It’s about one-third of the way into Not Okay that the most interesting character finally shows up.
In the film, which is now available on Hulu, Rowan Aldren (Mia Isaac) is a New York City teenager who’s part of a support group for survivors of violence. Self-possessed and confident beyond her years, she’s become an avatar for the gun control battle after surviving a mass shooting at her school. High-profile rallies are as much a part of her schedule as group projects.

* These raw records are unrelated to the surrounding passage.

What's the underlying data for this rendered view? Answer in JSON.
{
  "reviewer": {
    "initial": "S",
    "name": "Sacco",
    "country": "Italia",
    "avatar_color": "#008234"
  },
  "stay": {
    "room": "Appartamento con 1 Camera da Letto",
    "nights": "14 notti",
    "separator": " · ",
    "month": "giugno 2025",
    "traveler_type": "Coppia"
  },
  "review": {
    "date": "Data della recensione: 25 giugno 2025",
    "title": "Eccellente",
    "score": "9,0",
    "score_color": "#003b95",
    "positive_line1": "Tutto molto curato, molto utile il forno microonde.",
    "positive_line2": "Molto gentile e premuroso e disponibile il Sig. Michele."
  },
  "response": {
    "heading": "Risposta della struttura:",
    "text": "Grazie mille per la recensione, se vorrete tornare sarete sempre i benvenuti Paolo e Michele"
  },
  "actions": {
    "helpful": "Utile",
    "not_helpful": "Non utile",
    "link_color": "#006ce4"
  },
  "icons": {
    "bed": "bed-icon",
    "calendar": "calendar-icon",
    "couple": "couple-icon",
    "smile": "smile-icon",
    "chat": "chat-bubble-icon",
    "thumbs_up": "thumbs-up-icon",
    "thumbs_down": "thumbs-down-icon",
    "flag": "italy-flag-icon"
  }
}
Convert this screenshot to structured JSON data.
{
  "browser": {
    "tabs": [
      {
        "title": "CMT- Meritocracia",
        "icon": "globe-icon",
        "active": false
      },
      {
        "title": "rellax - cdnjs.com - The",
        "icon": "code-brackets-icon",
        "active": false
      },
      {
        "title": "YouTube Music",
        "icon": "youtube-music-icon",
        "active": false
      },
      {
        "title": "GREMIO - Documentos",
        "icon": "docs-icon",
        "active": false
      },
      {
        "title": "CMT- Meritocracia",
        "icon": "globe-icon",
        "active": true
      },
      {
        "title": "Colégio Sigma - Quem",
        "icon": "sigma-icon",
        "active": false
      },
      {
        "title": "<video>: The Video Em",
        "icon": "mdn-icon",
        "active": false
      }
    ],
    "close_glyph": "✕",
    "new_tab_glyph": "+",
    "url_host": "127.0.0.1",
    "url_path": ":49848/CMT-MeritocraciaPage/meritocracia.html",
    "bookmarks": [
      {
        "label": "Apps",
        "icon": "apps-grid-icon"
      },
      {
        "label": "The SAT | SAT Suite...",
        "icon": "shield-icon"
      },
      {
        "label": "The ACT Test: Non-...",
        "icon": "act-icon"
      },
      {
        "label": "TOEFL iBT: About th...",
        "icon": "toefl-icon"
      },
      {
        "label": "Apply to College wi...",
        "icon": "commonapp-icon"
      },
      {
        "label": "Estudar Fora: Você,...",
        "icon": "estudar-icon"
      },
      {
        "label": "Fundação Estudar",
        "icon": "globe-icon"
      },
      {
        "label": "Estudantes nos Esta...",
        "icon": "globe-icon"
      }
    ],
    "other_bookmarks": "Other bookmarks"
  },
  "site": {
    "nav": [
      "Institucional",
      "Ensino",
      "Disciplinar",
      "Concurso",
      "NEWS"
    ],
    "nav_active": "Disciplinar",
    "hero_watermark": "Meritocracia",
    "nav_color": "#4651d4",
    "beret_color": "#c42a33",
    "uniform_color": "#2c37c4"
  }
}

Somewhere between classes, her weekly support meetings, and sessions at a rage room—where she smashes household objects with a bat to vent her frustration—she finds the time to deliver impassioned speeches calling for stricter gun laws. She lays the blame for massacres like the one she survived at the feet of politicians who, in her view, have decided to trade the lives of young people for votes. She does this knowing that it puts her at physical and psychological risk. Every speech means reliving the horror of hearing her classmates be executed one by one. At school, a lockdown drill accompanied by a loud siren and instructions to hide under her desk induces shallow breathing and a clear look of dread.